As we are rounding the corner of another month, many thoughts fill my mind. In an agricultural society, February was a hard month with frozen ground, grains, neps and tubers the regular fare at mealtime—a lean time. Mid-month we will celebrate our beloveds with red candy boxes, flowers and sometimes silly sentiments of renewed betrothal, hand holding and love. If you would, consider how our hearts touch one another.  Celebrate true friendship, the meaning of community and hold close your precious loves.

A Time to Share

The past few days have been devoted to tying up ends on the opus. 

The pages of the book, spread flat on large, double pages, arrived in a box, quickly ripped open like a childs’ birthday present.

Two years working on the book has taken its own rhythm, a series of measured steps, outline turning into paragraphs, paragraphs sprouting illustrations and photos. Each element of the job was divided, completed and carefully folded away, precious letters. Because the project was large, spread over so many months, it was really difficult to see it as a whole. A week ago, for the first time, I held the book in my hands. What a rush!

Frankly, I sat down immediately and paged through, like reading a restaurants’ menu tacked to the front window, looking at each page getting a sense for what was offered and was there something to bring me in. 

Well neigh enough! Forty-ish years ago, I would have jumped on this information, ready to hear more! But…whether or not there is worthwhile information inside the covers is something readers will decide for themselves. Actually, my purpose in writing this and the book is to disburse what I have learned, largely through doing. If the content saves you time, tears and trauma, then all is for the better.

Relieved and blessed that this opus is finished and wrapped in a beautiful package, my thanks go to the remarkable team at Interweave.

Ruminations on the Rip Van Winkle Effect

When you spend long hours in the making of things, your sense of time is different. It is never the same as those who don’t make things, or don’t dedicate much time when they do.

With this in mind, I realized that this blog has had no update for some time.

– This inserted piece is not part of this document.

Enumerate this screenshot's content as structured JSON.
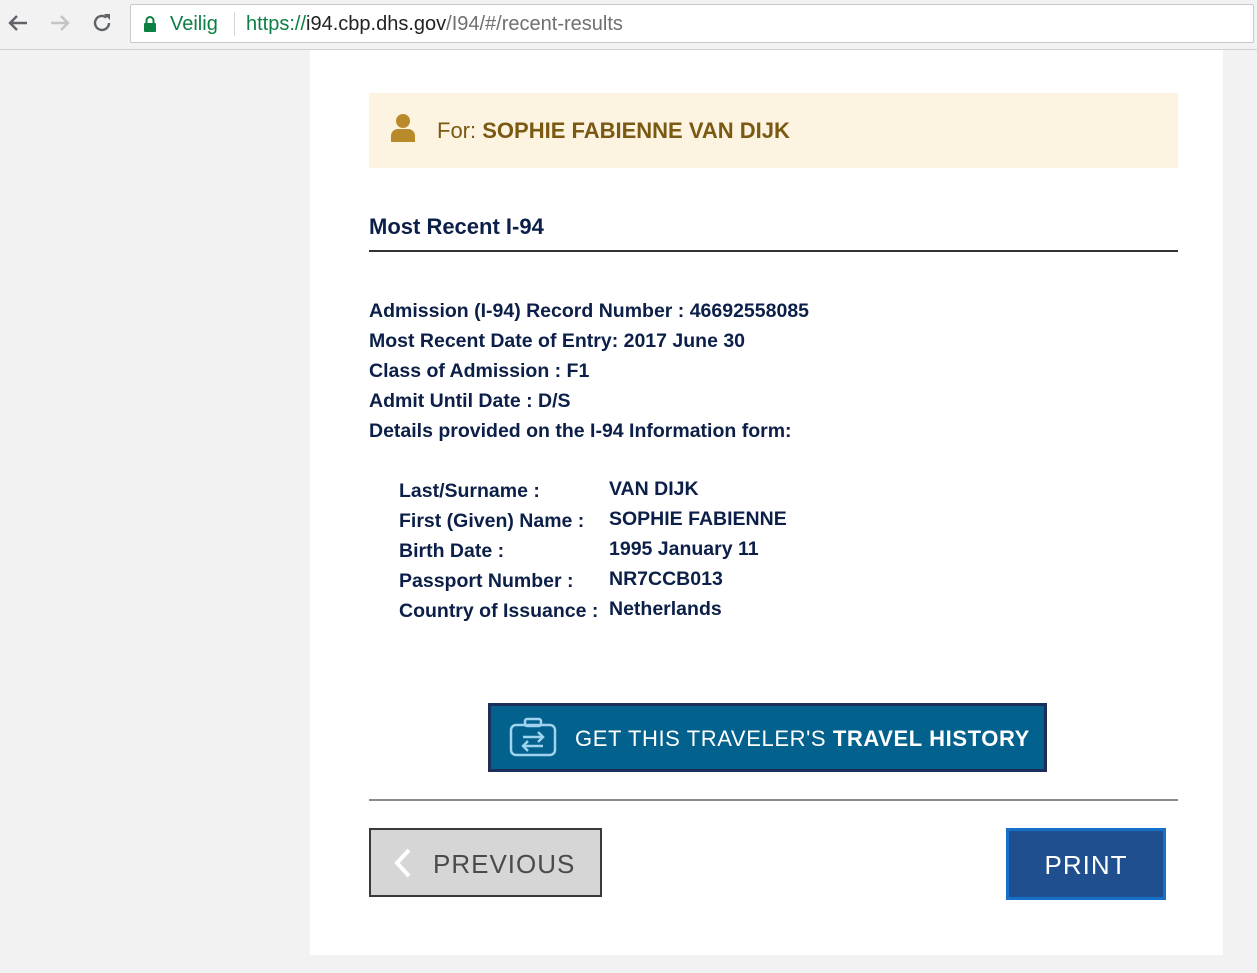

I haven’t been away, just involved in just such a mammoth project. A book that I dreamed about writing for years is in the works. 

Deadlines for a multitude of details have nearly all passed. But until they are all behind me, I cannot say, it is done. It is for sure. Just know that this has captured my time and attention for the last year. That soon, announcements will be forthcoming.  And that this Rip Van Winkle will awaken. 

Until the next….

Chop Water, Carry Wood

As the weather turns to fall, we start to think of warm cups of tea by the stove, and maybe a cat curled up nearby. At least that is what we are supposed to think. Today it was 103 in Jackson, the warmest day of the year.

As we were hefting our winter firewood, it was raining on my shirt. More precisely, it was raining directly under my sweaty brow, and saturated head. “Wood heats you many times” is the old saw. The irony did not escape me.

We shifted the jumble of cherry chunks into the semblance of a proper wood pile and uncovered a mouse. Mouse dashed out from under one log and dove under another. Zip! Whoosh!

There was something strange about her. Mouse had extra stuff hanging off her tummy.

I stopped throwing wood and tried to reconstruct what I had just seen. Grey fuzzy mouse, (knew it was a mouse by the big ears and eyes) with fuzzy grey tendrils attached to her belly. For a horrible moment I was afraid we had injured mouse with our rough and tumble wood chucking. But mouse wasn’t bleeding.

She made another dash to a weedy pile of bark. It was then I realized what I was seeing. Mother mouse had baby mice and she must have given them the word to hang on tight. “This might be a bit bumpy.” She accomplished her change of address with little fuss, no losses and no notice from the resident cat population.

May we all see change coming, and manage it with such economy.